TASK DIRECTIONS
What lines in the data hold the string "before"? Show them.

THE DATA

------------------------------

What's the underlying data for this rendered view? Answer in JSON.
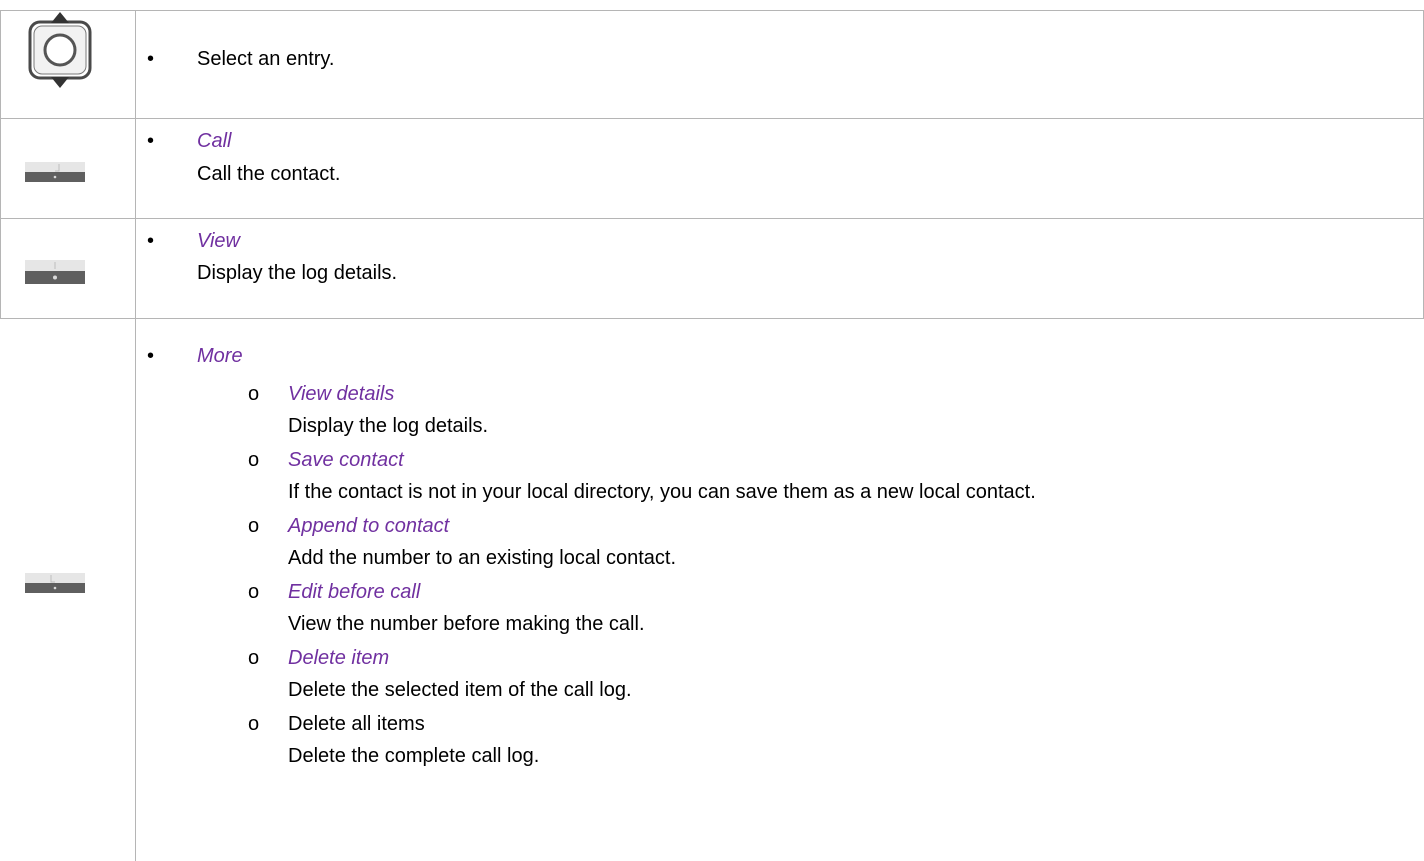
{
  "rows": [
    {
      "icon": "navigation-key-icon",
      "items": [
        {
          "text": "Select an entry."
        }
      ]
    },
    {
      "icon": "softkey-left-icon",
      "items": [
        {
          "label": "Call",
          "desc": "Call the contact."
        }
      ]
    },
    {
      "icon": "softkey-middle-icon",
      "items": [
        {
          "label": "View",
          "desc": "Display the log details."
        }
      ]
    },
    {
      "icon": "softkey-right-icon",
      "items": [
        {
          "label": "More",
          "subitems": [
            {
              "label": "View details",
              "desc": "Display the log details."
            },
            {
              "label": "Save contact",
              "desc": "If the contact is not in your local directory, you can save them as a new local contact."
            },
            {
              "label": "Append to contact",
              "desc": "Add the number to an existing local contact."
            },
            {
              "label": "Edit before call",
              "desc": "View the number before making the call."
            },
            {
              "label": "Delete item",
              "desc": "Delete the selected item of the call log."
            },
            {
              "label": "Delete all items",
              "desc": "Delete the complete call log."
            }
          ]
        }
      ]
    }
  ],
  "bullet_char": "•",
  "sub_bullet_char": "o",
  "colors": {
    "accent_italic": "#7030a0",
    "grid": "#b5b5b5"
  }
}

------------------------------

EXERCISE SOLUTION
              "label": "Edit before call",
              "desc": "View the number before making the call."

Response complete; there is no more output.